There is ample opportunity for career progression within mental health nursing, as it is diverse. With more qualifications and experience, a mental health nurse can become an advanced nurse practitioner, manager, matron, consultant and even head of service. They can also decide to focus on a specific area of mental health nursing, such as forensics, paediatrics or community. Alternatively, they may choose to become self-employed or work overseas.

Having the knowledge, skills and experience in mental health nursing can also lead to a career in different areas. For example, a mental health nurse may want to work in education, training or research. They may want to work in other areas of healthcare or for prison services and social services.

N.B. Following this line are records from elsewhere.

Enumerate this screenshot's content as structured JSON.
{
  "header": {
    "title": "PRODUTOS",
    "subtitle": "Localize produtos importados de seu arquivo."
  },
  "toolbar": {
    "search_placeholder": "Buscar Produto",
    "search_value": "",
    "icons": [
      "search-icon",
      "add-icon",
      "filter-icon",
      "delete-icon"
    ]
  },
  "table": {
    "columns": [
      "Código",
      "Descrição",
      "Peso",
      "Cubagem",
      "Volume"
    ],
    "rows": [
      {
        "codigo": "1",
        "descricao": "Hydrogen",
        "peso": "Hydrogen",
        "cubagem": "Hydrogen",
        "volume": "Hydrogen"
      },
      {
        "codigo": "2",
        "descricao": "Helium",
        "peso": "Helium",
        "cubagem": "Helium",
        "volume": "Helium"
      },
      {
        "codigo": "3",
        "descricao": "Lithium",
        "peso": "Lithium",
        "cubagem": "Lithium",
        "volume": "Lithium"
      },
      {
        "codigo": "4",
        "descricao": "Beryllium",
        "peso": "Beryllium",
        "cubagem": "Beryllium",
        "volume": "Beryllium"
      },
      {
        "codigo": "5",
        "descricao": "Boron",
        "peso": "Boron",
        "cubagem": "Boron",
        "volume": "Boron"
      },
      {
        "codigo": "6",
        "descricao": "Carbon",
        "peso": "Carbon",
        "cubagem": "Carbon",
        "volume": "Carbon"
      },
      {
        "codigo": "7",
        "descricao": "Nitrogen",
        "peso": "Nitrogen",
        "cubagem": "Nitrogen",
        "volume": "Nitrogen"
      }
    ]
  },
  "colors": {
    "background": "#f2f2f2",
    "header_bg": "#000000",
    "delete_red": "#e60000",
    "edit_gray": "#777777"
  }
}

Get started on a course suitable for becoming a mental health nursing

  • Infection Control Unit SlideInfection Control course

    Infection Control

    £20 + VAT
    View course
  • Person Centred Care Unit OverviewPerson Centred Care

    Person-Centred Care

    £20 + VAT
    View course
  • LGBTQ Awareness Course OverviewLGBTQ Awareness Course

    LGBTQ+ Awareness

    £20 + VAT
    View course
  • Needles and Sharps Unit SlideNeedles and sharps course

    Needles and Sharps

    £20 + VAT
    View course
  • Time Management Unit OverviewTime Management

    Time Management

    £20 + VAT
    View course
  • Equality and Diversity unit pageEquality and Diversity Awareness Course

    Equality and Diversity

    £15 + VAT
    View course
  • Understanding GDPR unit pageUnderstanding GDPR course

    Understanding GDPR

    £20 + VAT
    View course
  • Care Certificate Unit OverviewCare Certificate Course

    Care Certificate

    £20 + VAT
    View course